Way back in 1719, Isaac Watts penned the words to a favorite Christmas song, Joy To The World. The familiar tune paired with Watts’ prose was written by George F. Handel, famous in his own right for well-known oratorio, Messiah.
While the verses of Joy To The World are more reflective of Christs’ triumphant return, it became a popular song attached to the celebration of His birth. So much so, that by the end of the 20th century it may be the most published Christmas song in North American, according to hymnary.org.
Recently, as we were singing this in church, I took special notice of verse two.
Joy to the earth, the savior reigns
Let men their songs employ
While fields and floods, rocks, hills and plains
Repeat the sounding Joy!
The use of the word “employ” here can be defined as “to use something as an instrument of means.” One would “employ” or “use” a saw for cutting, a pen for writing and Watts is stating men would use or “employ” songs to praise the reign of their savior.

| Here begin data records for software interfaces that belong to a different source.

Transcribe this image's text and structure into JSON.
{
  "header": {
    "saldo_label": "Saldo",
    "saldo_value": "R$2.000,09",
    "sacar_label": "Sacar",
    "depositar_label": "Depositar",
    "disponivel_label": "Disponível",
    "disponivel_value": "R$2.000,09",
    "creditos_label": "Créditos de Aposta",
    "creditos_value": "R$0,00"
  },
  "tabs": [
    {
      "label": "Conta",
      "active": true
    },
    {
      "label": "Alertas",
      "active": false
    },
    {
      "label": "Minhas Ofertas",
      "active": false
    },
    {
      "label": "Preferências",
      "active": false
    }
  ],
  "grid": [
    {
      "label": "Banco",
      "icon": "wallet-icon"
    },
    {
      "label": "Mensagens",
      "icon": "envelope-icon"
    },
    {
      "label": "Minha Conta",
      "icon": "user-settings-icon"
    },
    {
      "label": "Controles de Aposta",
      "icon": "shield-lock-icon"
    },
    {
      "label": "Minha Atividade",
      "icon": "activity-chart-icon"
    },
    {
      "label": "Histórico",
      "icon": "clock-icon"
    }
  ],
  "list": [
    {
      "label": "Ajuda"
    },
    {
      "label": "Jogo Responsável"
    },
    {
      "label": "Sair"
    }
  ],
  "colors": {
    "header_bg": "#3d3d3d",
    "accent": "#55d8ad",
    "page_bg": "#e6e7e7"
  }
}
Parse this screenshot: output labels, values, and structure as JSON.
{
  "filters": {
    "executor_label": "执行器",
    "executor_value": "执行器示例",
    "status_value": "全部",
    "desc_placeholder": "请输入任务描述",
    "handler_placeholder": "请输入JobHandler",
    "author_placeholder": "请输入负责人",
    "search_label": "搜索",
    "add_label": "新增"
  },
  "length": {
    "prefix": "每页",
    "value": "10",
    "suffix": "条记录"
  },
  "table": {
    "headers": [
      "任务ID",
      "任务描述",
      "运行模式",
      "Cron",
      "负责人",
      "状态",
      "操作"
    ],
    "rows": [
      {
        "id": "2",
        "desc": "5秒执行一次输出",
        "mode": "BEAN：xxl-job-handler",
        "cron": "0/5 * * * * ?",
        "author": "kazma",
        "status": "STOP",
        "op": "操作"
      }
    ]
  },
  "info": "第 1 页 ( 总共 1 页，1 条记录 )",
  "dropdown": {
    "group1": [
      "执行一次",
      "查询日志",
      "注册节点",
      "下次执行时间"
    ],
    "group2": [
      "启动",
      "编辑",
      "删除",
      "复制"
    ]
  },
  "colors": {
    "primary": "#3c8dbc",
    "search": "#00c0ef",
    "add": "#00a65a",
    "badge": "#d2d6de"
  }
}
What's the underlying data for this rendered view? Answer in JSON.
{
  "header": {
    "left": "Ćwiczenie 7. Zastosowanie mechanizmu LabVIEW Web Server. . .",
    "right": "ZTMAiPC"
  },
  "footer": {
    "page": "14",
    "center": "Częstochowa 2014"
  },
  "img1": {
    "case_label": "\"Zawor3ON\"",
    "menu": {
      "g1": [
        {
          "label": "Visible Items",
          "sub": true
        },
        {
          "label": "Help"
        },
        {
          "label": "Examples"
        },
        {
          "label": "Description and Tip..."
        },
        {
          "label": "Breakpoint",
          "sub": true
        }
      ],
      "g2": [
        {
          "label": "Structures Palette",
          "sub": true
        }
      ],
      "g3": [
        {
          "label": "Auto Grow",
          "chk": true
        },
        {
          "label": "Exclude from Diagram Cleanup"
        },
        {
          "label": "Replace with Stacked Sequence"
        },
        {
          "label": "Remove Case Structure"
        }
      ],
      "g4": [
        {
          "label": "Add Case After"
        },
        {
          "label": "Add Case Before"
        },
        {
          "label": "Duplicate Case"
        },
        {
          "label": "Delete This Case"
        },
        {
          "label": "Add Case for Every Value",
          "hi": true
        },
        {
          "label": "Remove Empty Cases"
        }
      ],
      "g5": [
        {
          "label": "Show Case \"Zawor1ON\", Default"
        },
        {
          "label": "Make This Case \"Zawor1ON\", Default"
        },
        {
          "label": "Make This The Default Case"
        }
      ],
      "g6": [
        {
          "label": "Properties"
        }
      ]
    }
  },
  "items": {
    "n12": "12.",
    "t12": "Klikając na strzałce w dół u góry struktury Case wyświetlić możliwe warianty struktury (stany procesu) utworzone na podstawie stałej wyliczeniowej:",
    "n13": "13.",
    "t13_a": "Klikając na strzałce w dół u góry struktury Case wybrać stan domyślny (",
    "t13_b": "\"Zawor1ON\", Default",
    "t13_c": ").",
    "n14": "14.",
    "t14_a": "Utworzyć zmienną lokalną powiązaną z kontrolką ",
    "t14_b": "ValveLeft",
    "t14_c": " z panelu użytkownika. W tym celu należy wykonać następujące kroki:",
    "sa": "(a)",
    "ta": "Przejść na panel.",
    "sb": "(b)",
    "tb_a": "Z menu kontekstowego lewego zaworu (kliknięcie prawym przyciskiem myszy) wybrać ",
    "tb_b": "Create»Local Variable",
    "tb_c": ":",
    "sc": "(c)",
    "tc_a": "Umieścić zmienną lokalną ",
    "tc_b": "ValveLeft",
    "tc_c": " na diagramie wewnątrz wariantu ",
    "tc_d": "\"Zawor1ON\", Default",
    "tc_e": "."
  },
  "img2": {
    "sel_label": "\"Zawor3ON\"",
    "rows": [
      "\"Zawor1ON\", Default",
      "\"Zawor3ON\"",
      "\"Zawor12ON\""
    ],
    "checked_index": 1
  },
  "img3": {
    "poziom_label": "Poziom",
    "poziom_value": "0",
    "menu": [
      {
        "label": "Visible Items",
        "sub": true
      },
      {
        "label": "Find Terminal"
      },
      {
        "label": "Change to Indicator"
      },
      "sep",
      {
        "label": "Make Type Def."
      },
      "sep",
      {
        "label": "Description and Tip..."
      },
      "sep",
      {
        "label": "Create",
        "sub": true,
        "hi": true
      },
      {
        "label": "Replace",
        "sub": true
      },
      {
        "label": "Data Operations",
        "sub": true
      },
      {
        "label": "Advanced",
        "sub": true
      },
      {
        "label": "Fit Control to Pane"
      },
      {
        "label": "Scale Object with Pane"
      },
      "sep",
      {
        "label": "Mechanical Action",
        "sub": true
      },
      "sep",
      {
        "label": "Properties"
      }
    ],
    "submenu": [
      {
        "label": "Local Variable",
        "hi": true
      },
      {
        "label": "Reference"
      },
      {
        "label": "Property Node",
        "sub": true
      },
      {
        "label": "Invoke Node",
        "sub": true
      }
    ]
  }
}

Do “fields, floods, rocks and hills” sing joyful praise? There is a temptation to dismiss this as hyperbole, an exaggerated expression of an overzealous song writer, but I wonder if there is more to this concept of God’s creation praising Him.
Notice how Psalm 96 conveys this same message;
Let the Heavens be glad and let the Earth be rejoice
Let the sea roar and all that fills it
And the field exalt and everything in it.
Then shall all the tress of the forest sing for joy before the LORD. – Psalm 96:11-12 ESV
As time goes on, I am becoming more convinced that we do not understand praise. We think of praise or worship as a thing we periodically do. But I wonder if praise is supposed to be our normal way of life.
Isaac Watts seemed to think the “fields, floods, rocks and hills” would “repeat the sounding joy.” If God’s creation is singing praise, shouldn’t we, His people, be living our life full of praise? Maybe praise may not just be a thing we do but a state of who we are. Living our life in such a way that we praise Him in everything we do.
Unfortunately, too many relegate praise to a Sunday morning activity. Thinking a twenty minute time of music somehow is an adequate amount of worship due the Creator. I think we cheat ourselves of the experience of walking in the joy of the LORD when we cheapen praise to a small blimp of activity limited to the first day of the week.
During this Christmas season, take time to praise Him. Take a cue from the “rocks and hills” and make your existence an atmosphere of praise. When you wake up in the morning, praise Him. When things go well for you, praise Him. When you run into disappointments, praise Him. Praise Him for all His provisions and the end of the day, praise Him. But most of all, praise Him for coming to us as that helpless infant and growing to become a man who paid our sin debt and is now reigning as our savior!
Joy To The World and Merry Christmas!